Tuesday, May 29, 2007

Yellowstone - 1st 24 hours

We drove into the Teton area last night. It seemed a good omen that as we were driving up the road that would drop us into the Teton Mountain area we saw our first grizzly. While I did not get a great shot, I did catch it as it stood up and popped up its head over the willows to check on the people that were trying to watch it.

As I was working on paying this month's bills, we saw a coyote run along the road right near the camper. On our first loop near Obsedian Cliff we saw a mother grizzly bear and her cub near the road. She saw us about the same time we saw her and herded her cub up the side of the mountain and then walked in sight just above the road for a little while. Great sighting, but no time to get a good photograph. After she headed up she was always pretty hidden in the trees. Just up the road, there was a coyote running along the road, with a car right behind it, with a lady hanging out the window with her small point and shoot camera trying to get a photo. (Yes, I hang out the windows and doors of my car sometimes trying to get a shot.) Once again, it happened too fast to get a photo.

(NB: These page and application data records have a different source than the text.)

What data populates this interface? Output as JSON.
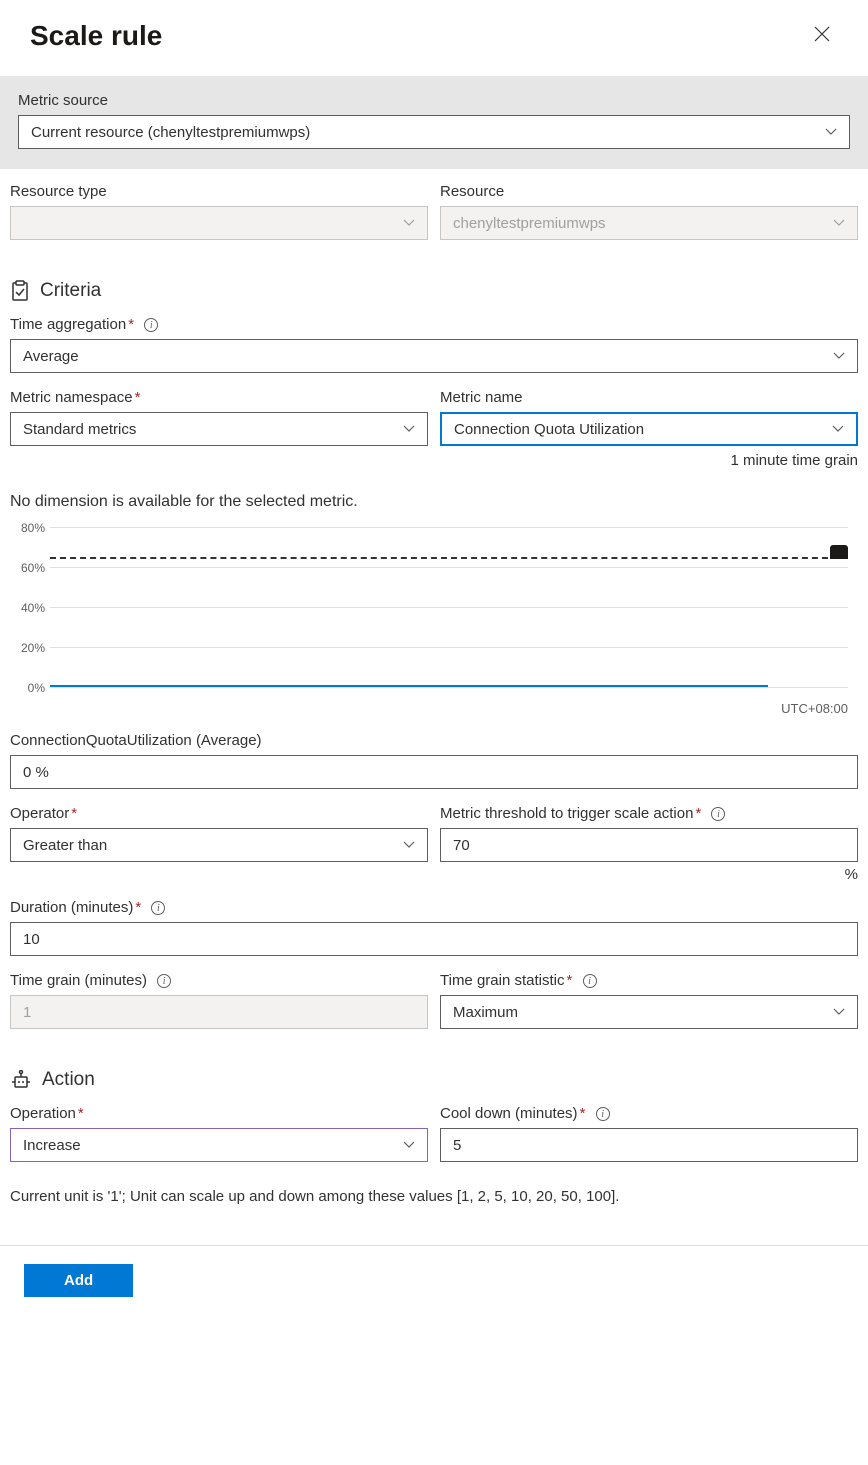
{
  "header": {
    "title": "Scale rule"
  },
  "metricSource": {
    "label": "Metric source",
    "value": "Current resource (chenyltestpremiumwps)"
  },
  "resourceType": {
    "label": "Resource type",
    "value": ""
  },
  "resource": {
    "label": "Resource",
    "value": "chenyltestpremiumwps"
  },
  "criteria": {
    "heading": "Criteria",
    "timeAggregation": {
      "label": "Time aggregation",
      "value": "Average"
    },
    "metricNamespace": {
      "label": "Metric namespace",
      "value": "Standard metrics"
    },
    "metricName": {
      "label": "Metric name",
      "value": "Connection Quota Utilization",
      "helper": "1 minute time grain"
    },
    "noDimensionText": "No dimension is available for the selected metric.",
    "currentMetric": {
      "label": "ConnectionQuotaUtilization (Average)",
      "value": "0 %"
    },
    "operator": {
      "label": "Operator",
      "value": "Greater than"
    },
    "threshold": {
      "label": "Metric threshold to trigger scale action",
      "value": "70",
      "unit": "%"
    },
    "duration": {
      "label": "Duration (minutes)",
      "value": "10"
    },
    "timeGrain": {
      "label": "Time grain (minutes)",
      "value": "1"
    },
    "timeGrainStatistic": {
      "label": "Time grain statistic",
      "value": "Maximum"
    }
  },
  "action": {
    "heading": "Action",
    "operation": {
      "label": "Operation",
      "value": "Increase"
    },
    "coolDown": {
      "label": "Cool down (minutes)",
      "value": "5"
    },
    "unitNote": "Current unit is '1'; Unit can scale up and down among these values [1, 2, 5, 10, 20, 50, 100]."
  },
  "footer": {
    "addButton": "Add"
  },
  "chart_data": {
    "type": "line",
    "title": "",
    "ylabel": "",
    "ylim": [
      0,
      80
    ],
    "yticks": [
      "0%",
      "20%",
      "40%",
      "60%",
      "80%"
    ],
    "threshold_line": 70,
    "series": [
      {
        "name": "ConnectionQuotaUtilization",
        "value_flat": 0
      }
    ],
    "timezone": "UTC+08:00"
  }
}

We could see clouds moving in from the northeast, blocking out the last evening sun. Sure looked more like snow than rain, and the temperature was right for snow.

As we headed east from Mammoth just near Tower Falls, we saw a black bear foraging. It was on Henry's side and this time we did get a shot. I quickly handed him the camera with whatever lens was on it (it was my landscape lens) after making a quick adjustment to shutterspeed to get something fast enough for a handheld shot.

We passed a sandhill crane sitting on her nest on a small island in one of the ponds. I passed on trying to get her picture because the light levels were low. I figured that she was likely to still be there at a better time of day on another pass through the loop.

The clouds were still coming in, the sun was probably down, but we still had some light. We saw a car facing in the same direction we were traveling but on the wrong side of the road. It must be a good wildlife sighting and it was. A black bear foraging along the creek working its way upstream, oblivious to the human watchers above. I dug out the 100-400 to get started. But as I realized that I would have more opportunities as it went upstream, I asked Henry to get the big lens out and ready. Now I knew light wasn't great. I already had the ISO at 1600. I would not be getting quality images. But the photo fever was on me . . . I fought with the big lens tripod, I hastened up the hill hauling lens, camera and tripod headless of whether I was getting winded or not. And I kept trying to get a keeper shot of that bear. Light was so bad it wouldn't auto focus, so I switched on manual. And I enjoyed watching that bear scratch himself against a tree (turns out that is marking behavior for bears). The light was getting worse, so I finally just enjoyed watching the bear as it continued upstream. The first photos of him are the best, none is competition quality. But this is part of the Yellowstone experience, rounding the bend and having a wonderful wildlife encounter.


Anonymous said...

Hi Mary Ann! First of all, thanks so much for the link to my web page, how sweet!!
Love the photos here and great to see that you are a writer, as this was one of my first loves also and hope someday when I am not so busy to write a childrens book! I can tell from your blog that you have a rich rewarding life and that makes me smile! See ya on the net Bud!!

Mary Ann Melton said...

Thanks, Susi. With your art and photographic skills plus writing, you really should do a children's book. It would be beautiful! Thanks for the comment!